▶ _WHAT THE TASK ASKS_
Search the records for the string "icon" and return each line that has it.

:: SOURCE DATA

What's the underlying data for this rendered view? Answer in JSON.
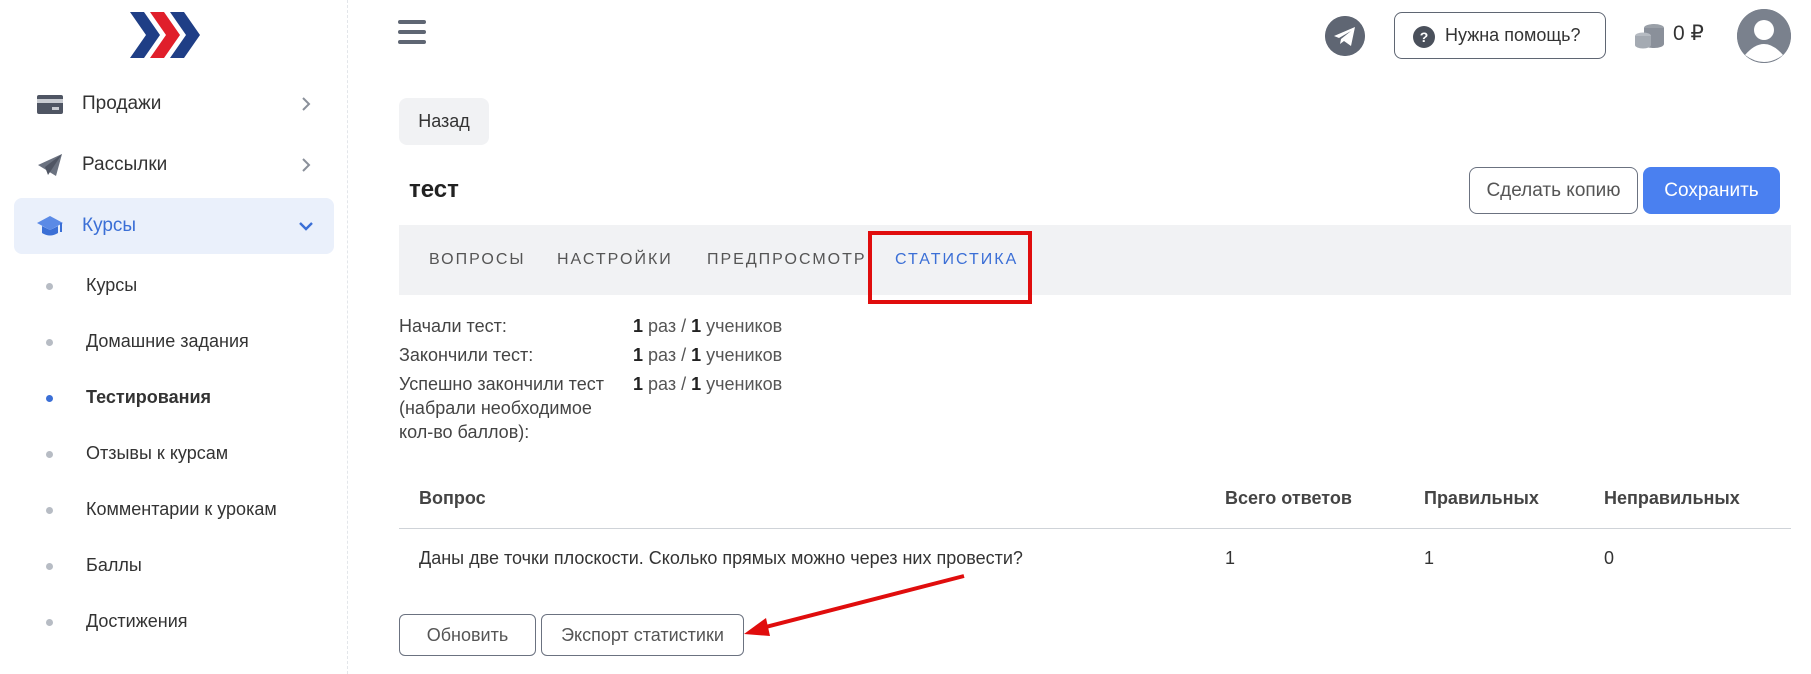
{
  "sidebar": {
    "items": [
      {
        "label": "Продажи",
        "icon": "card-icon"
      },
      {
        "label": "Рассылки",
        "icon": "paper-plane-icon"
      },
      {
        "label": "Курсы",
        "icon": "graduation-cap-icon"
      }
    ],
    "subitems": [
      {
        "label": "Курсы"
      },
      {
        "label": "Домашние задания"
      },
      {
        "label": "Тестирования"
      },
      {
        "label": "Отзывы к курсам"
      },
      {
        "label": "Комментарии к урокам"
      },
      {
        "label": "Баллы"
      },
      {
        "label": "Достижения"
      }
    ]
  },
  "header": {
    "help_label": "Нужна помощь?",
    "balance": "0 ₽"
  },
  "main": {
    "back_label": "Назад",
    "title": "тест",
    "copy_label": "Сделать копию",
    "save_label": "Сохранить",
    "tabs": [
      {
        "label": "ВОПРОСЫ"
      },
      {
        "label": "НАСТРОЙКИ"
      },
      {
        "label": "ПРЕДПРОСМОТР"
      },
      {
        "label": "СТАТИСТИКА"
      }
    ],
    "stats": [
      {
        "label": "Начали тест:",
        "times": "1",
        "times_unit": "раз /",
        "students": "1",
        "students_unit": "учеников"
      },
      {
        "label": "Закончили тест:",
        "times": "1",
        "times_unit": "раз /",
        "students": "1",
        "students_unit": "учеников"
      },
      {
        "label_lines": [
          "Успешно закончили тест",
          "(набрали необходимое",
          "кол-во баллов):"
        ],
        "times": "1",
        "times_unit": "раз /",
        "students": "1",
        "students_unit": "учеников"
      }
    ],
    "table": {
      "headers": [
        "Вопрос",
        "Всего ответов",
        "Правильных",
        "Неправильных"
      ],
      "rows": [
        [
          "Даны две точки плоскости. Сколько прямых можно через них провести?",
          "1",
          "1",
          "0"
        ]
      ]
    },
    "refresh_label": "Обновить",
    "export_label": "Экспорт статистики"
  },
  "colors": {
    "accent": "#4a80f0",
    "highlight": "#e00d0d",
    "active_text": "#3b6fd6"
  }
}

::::

▶ _RESULT FOR THIS TASK_
        "icon": "card-icon"
        "icon": "paper-plane-icon"
        "icon": "graduation-cap-icon"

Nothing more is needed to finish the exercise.